Why do you think it is important to contribute to ASCE Collaborate and the civil engineering profession as a whole?  

The opportunity is twofold: 1) to help others develop their professional skills by sharing experience and to 2) create insight into challenging problems that can help others achieve their goals.

What advice do you often share with someone early on in their civil engineering career?

With the caveat that I’ve spent large part of my career outside of mainstream civil engineering, my advice to those early in their careers is to develop a deep technical competency before broadening.

Why did you become a civil engineer?  

I was attracted to civil engineering by the types of problems that civil engineers solve.

What do you enjoy most about being a civil engineer?

Being able to look at building or piece of infrastructure and having insight into how it was designed and constructed.

What is the most challenging project you have ever completed? 

Leading a multicompany team to achieve a common objective.  

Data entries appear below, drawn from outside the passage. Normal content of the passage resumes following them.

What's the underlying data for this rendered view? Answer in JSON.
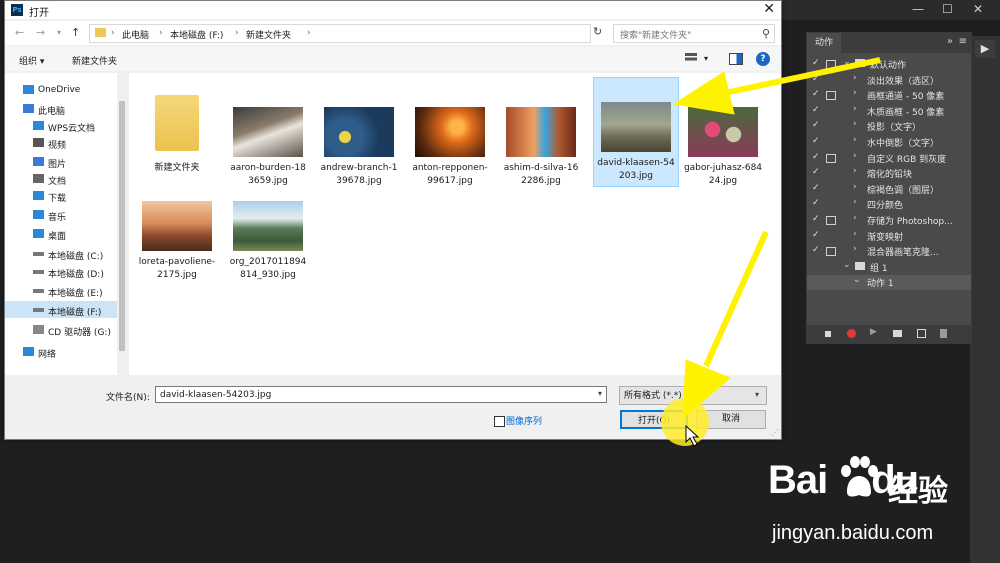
{
  "dialog": {
    "title": "打开",
    "app_icon": "Ps",
    "close_glyph": "✕",
    "breadcrumb": [
      "此电脑",
      "本地磁盘 (F:)",
      "新建文件夹"
    ],
    "search_placeholder": "搜索\"新建文件夹\"",
    "toolbar": {
      "organize": "组织 ▾",
      "new_folder": "新建文件夹"
    },
    "nav_items": [
      {
        "label": "OneDrive",
        "icon": "cloud-icon"
      },
      {
        "label": "此电脑",
        "icon": "computer-icon"
      },
      {
        "label": "WPS云文档",
        "icon": "cloud-icon"
      },
      {
        "label": "视频",
        "icon": "video-icon"
      },
      {
        "label": "图片",
        "icon": "picture-icon"
      },
      {
        "label": "文档",
        "icon": "document-icon"
      },
      {
        "label": "下载",
        "icon": "download-icon"
      },
      {
        "label": "音乐",
        "icon": "music-icon"
      },
      {
        "label": "桌面",
        "icon": "desktop-icon"
      },
      {
        "label": "本地磁盘 (C:)",
        "icon": "drive-icon"
      },
      {
        "label": "本地磁盘 (D:)",
        "icon": "drive-icon"
      },
      {
        "label": "本地磁盘 (E:)",
        "icon": "drive-icon"
      },
      {
        "label": "本地磁盘 (F:)",
        "icon": "drive-icon",
        "selected": true
      },
      {
        "label": "CD 驱动器 (G:)",
        "icon": "cd-icon"
      },
      {
        "label": "网络",
        "icon": "network-icon"
      }
    ],
    "files": [
      {
        "name": "新建文件夹",
        "type": "folder"
      },
      {
        "name": "aaron-burden-183659.jpg",
        "type": "image"
      },
      {
        "name": "andrew-branch-139678.jpg",
        "type": "image"
      },
      {
        "name": "anton-repponen-99617.jpg",
        "type": "image"
      },
      {
        "name": "ashim-d-silva-162286.jpg",
        "type": "image"
      },
      {
        "name": "david-klaasen-54203.jpg",
        "type": "image",
        "selected": true
      },
      {
        "name": "gabor-juhasz-68424.jpg",
        "type": "image"
      },
      {
        "name": "loreta-pavoliene-2175.jpg",
        "type": "image"
      },
      {
        "name": "org_2017011894814_930.jpg",
        "type": "image"
      }
    ],
    "filename_label": "文件名(N):",
    "filename_value": "david-klaasen-54203.jpg",
    "filetype_value": "所有格式 (*.*)",
    "image_sequence_label": "图像序列",
    "open_label": "打开(O)",
    "cancel_label": "取消"
  },
  "photoshop": {
    "minimize_glyph": "—",
    "restore_glyph": "☐",
    "close_glyph": "✕",
    "panel_tab": "动作",
    "panel_collapse": "»",
    "panel_menu": "≡",
    "actions": [
      {
        "label": "默认动作",
        "level": 0,
        "kind": "set"
      },
      {
        "label": "淡出效果（选区）",
        "level": 1,
        "kind": "action"
      },
      {
        "label": "画框通道 - 50 像素",
        "level": 1,
        "kind": "action"
      },
      {
        "label": "木质画框 - 50 像素",
        "level": 1,
        "kind": "action"
      },
      {
        "label": "投影（文字）",
        "level": 1,
        "kind": "action"
      },
      {
        "label": "水中倒影（文字）",
        "level": 1,
        "kind": "action"
      },
      {
        "label": "自定义 RGB 到灰度",
        "level": 1,
        "kind": "action"
      },
      {
        "label": "熔化的铅块",
        "level": 1,
        "kind": "action"
      },
      {
        "label": "棕褐色调（图层）",
        "level": 1,
        "kind": "action"
      },
      {
        "label": "四分颜色",
        "level": 1,
        "kind": "action"
      },
      {
        "label": "存储为 Photoshop...",
        "level": 1,
        "kind": "action"
      },
      {
        "label": "渐变映射",
        "level": 1,
        "kind": "action"
      },
      {
        "label": "混合器画笔克隆...",
        "level": 1,
        "kind": "action"
      },
      {
        "label": "组 1",
        "level": 0,
        "kind": "set"
      },
      {
        "label": "动作 1",
        "level": 1,
        "kind": "action",
        "selected": true
      }
    ]
  },
  "watermark": {
    "logo": "Bai",
    "logo_tail": "du",
    "brand_cn": "经验",
    "url": "jingyan.baidu.com"
  },
  "colors": {
    "accent_blue": "#0078d7",
    "selection": "#cce8ff",
    "arrow_yellow": "#fff200"
  }
}
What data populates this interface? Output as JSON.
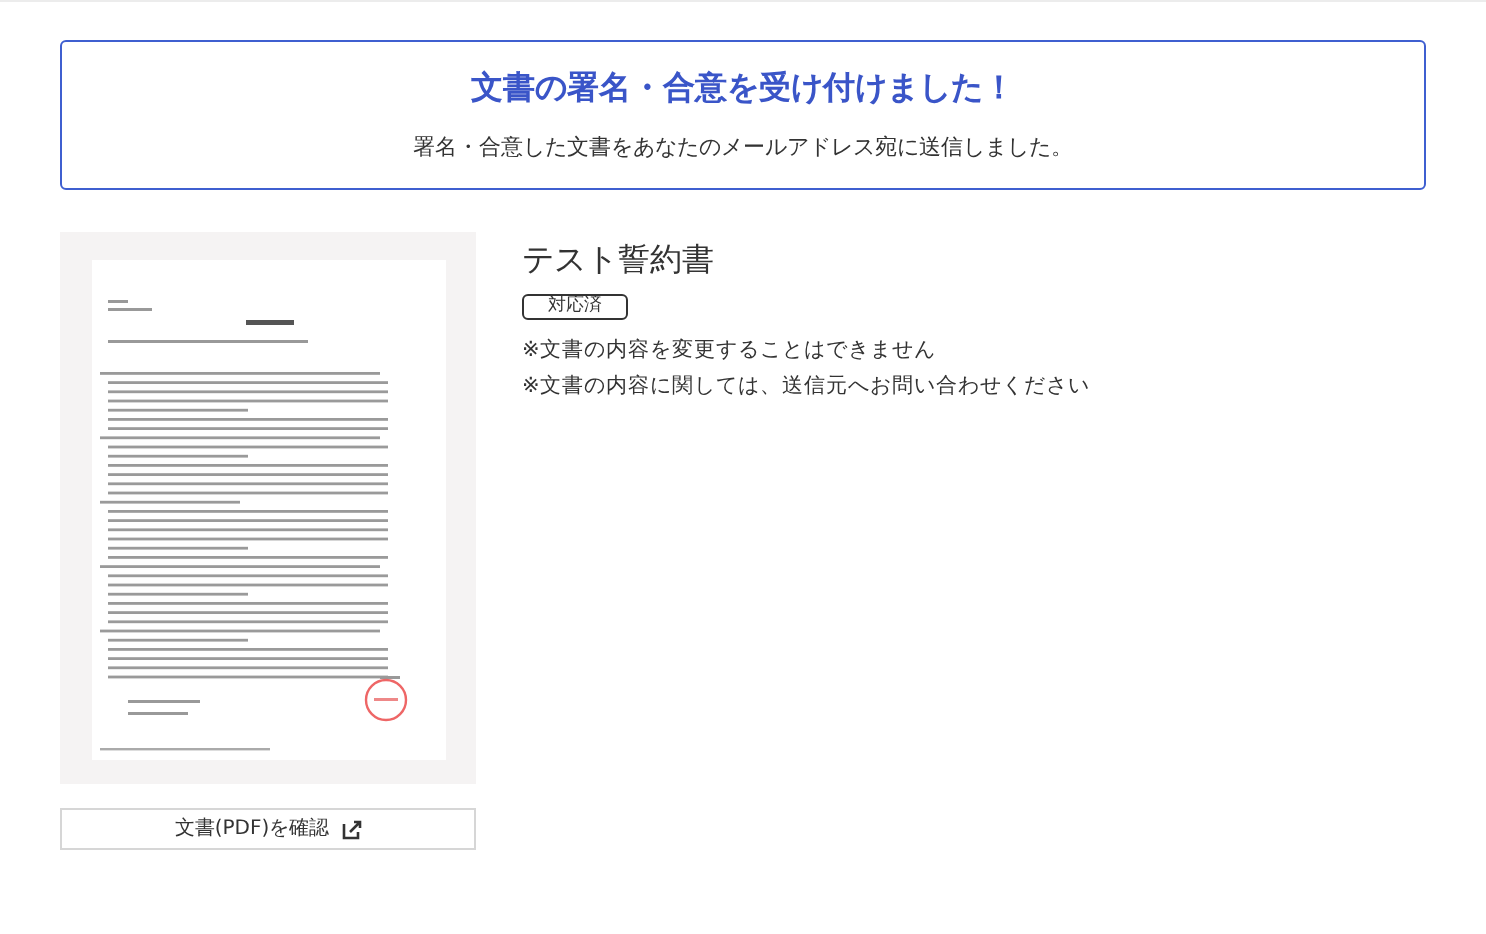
{
  "banner": {
    "title": "文書の署名・合意を受け付けました！",
    "message": "署名・合意した文書をあなたのメールアドレス宛に送信しました。"
  },
  "document": {
    "open_button": "文書(PDF)を確認",
    "title": "テスト誓約書",
    "status": "対応済",
    "notes": [
      "※文書の内容を変更することはできません",
      "※文書の内容に関しては、送信元へお問い合わせください"
    ]
  }
}
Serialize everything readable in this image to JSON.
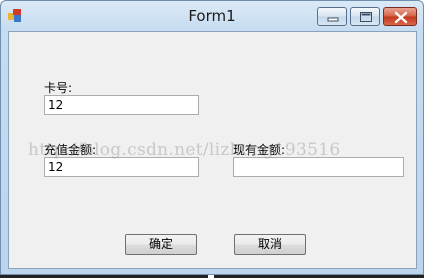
{
  "window": {
    "title": "Form1"
  },
  "form": {
    "card_label": "卡号:",
    "card_value": "12",
    "recharge_label": "充值金额:",
    "recharge_value": "12",
    "balance_label": "现有金额:",
    "balance_value": ""
  },
  "buttons": {
    "confirm": "确定",
    "cancel": "取消"
  },
  "watermark": {
    "text": "http://blog.csdn.net/lizhong193516"
  },
  "colors": {
    "titlebar": "#c6dcf0",
    "client": "#f0f0f0",
    "close_button": "#c2381d"
  },
  "icons": {
    "app": "app-icon",
    "minimize": "minimize-icon",
    "maximize": "maximize-icon",
    "close": "close-icon"
  }
}
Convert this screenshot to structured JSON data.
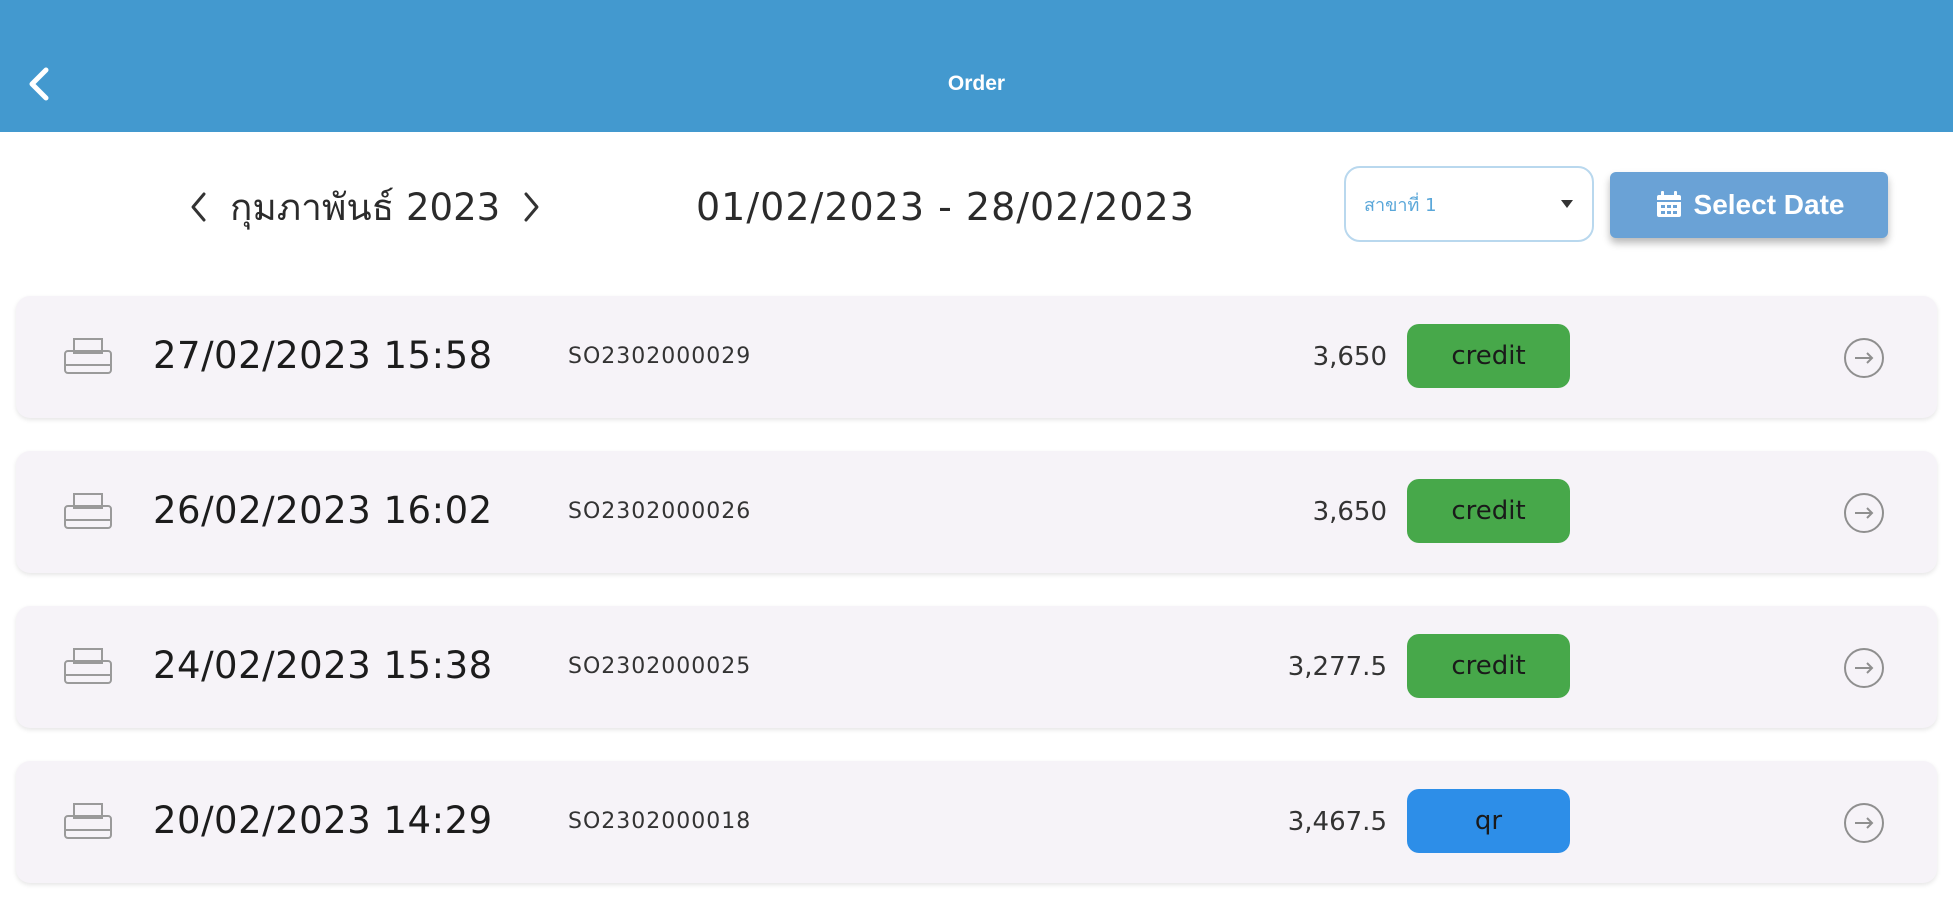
{
  "appbar": {
    "title": "Order",
    "back_icon": "chevron-left-icon",
    "background": "#4399cf"
  },
  "filters": {
    "month_label": "กุมภาพันธ์ 2023",
    "date_range": "01/02/2023 - 28/02/2023",
    "branch_select": {
      "value": "สาขาที่ 1"
    },
    "select_date_label": "Select Date"
  },
  "orders": [
    {
      "datetime": "27/02/2023 15:58",
      "order_no": "SO2302000029",
      "amount": "3,650",
      "payment": "credit",
      "payment_color": "#47a84a"
    },
    {
      "datetime": "26/02/2023 16:02",
      "order_no": "SO2302000026",
      "amount": "3,650",
      "payment": "credit",
      "payment_color": "#47a84a"
    },
    {
      "datetime": "24/02/2023 15:38",
      "order_no": "SO2302000025",
      "amount": "3,277.5",
      "payment": "credit",
      "payment_color": "#47a84a"
    },
    {
      "datetime": "20/02/2023 14:29",
      "order_no": "SO2302000018",
      "amount": "3,467.5",
      "payment": "qr",
      "payment_color": "#2d8ee8"
    }
  ]
}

*** Interested in being an ASCE Collaborate Topic Moderator? Contact Tirza Austin at [email protected]